I am pleased to rise to make a contribution to the debate on the Courts
Legislation Amendment (Judicial Resolution Conference) Bill 2009. Before I go to
the specifics of this bill, I register my support of and my thanks to Chief
Justice Robert French of the High Court of Australia for the paper he delivered
at the Law Council of Australia multidoor symposium on 27 July this year in
Canberra. That paper makes it so much easier for someone who was not a lawyer in
a previous life to come to grips with alternative dispute resolution (ADR)
procedures, particularly from a judicial perspective.
Chief Justice French also provided an international and
national perspective and a history of ADR and gave clear examples of the types
of mediation used by judicial mediators. It became a very real, practical
exercise for me to explore.
I am particularly pleased to have the opportunity to speak on
this bill as it forms part of the Brumby Labor government’s justice statement 2
commitment to a series of reforms to make this state’s justice system fairer,
more responsive and more accessible to the people of Victoria.
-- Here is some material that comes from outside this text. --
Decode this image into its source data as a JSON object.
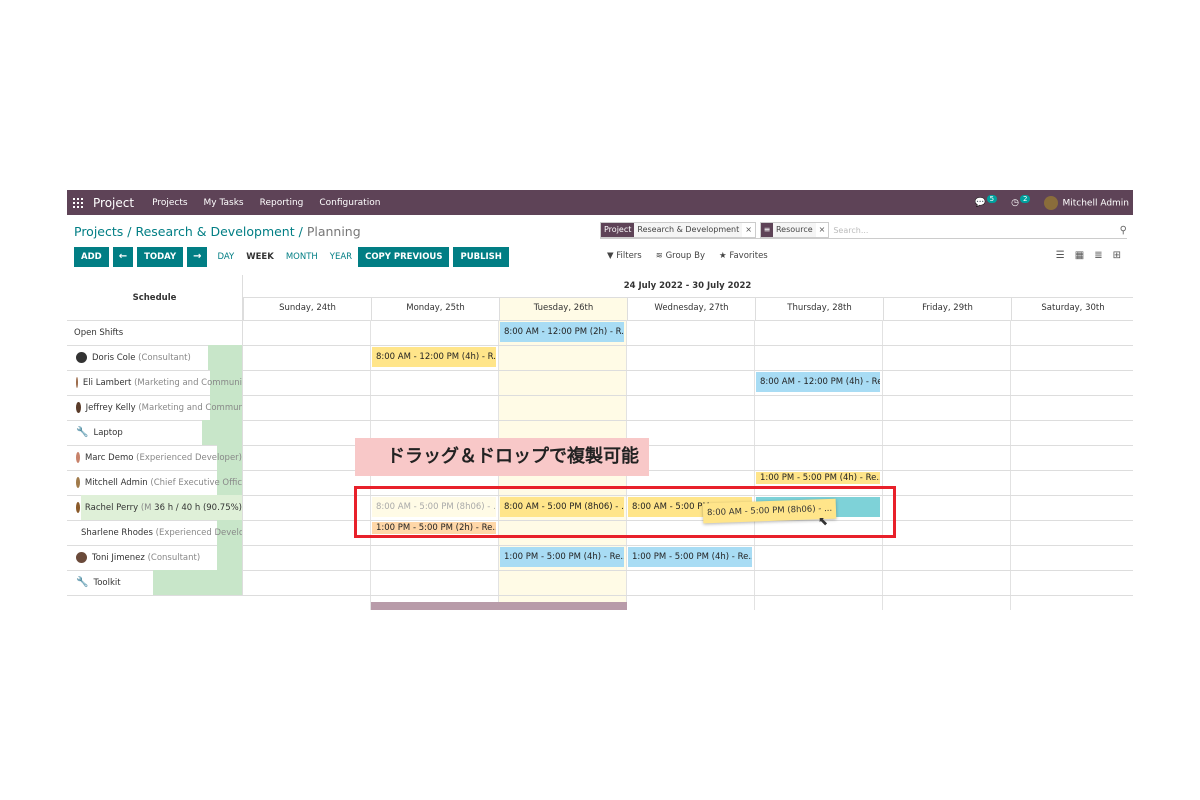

The justice
system, as members know, is at the forefront in protecting the rights of all
Victorians and addressing the rights of disadvantaged people in this state.
The Victorian justice system has many features to provide for
the protection of rights, with appropriate dispute resolution being just one;
nonetheless, it is a feature that can and does provide the best outcome for
dispute resolution in many circumstances.
‘Appropriate dispute resolution’ is a term used to describe a
number of ways to resolve disputes without the costly and time-consuming
exercise of participating in court proceedings. It can take the form of
mediation, arbitration, conciliation and negotiation. As appropriate dispute
resolution is the preferred option by all parties in the majority of legal
disputes, the state Labor government sees it as a priority to make this form of
dispute resolution available.
There are many advantages to appropriate dispute resolution,
most notably the savings in legal costs and time for all parties involved. Other
advantages include confidentiality; as opposed to court hearings, arbitration
and mediation are conducted in private, with decisions being confidential. There
is also flexibility of process; each party in the appropriate dispute resolution
process has the opportunity to play a more controlling role in the process by
which the dispute is resolved.
Compared to a court proceeding, appropriate dispute resolution
is much less formal in terms of structure and rules. I would argue there is a
greater preservation of relationships involved in the dispute. I would also
argue that there is a greater opportunity for the reduction of acrimony and
The purpose of this bill is to amend the Supreme Court Act
1986, the County Court Act 1958, the Magistrates’ Court Act 1989, and the
Children, Youth and Families Act 2005 to extend the statutory protection to
judicial officers conducting appropriate dispute resolution processes that are
not specifically referred under the existing regimes. The bill will also provide
confidentiality in judicial appropriate dispute resolution processes.
We believe these two objectives will facilitate an increased
use of appropriate dispute resolution processes, which have many advantages for
individuals with the aim of resolving a dispute; it also is a way of freeing up
However, this bill does not take away the right of Victorians
to use the court system, if they so desire. If a resolution cannot be reached,
the court system can still be used. I call on the house to support what is a
relatively straightforward bill, and I commend it to the house.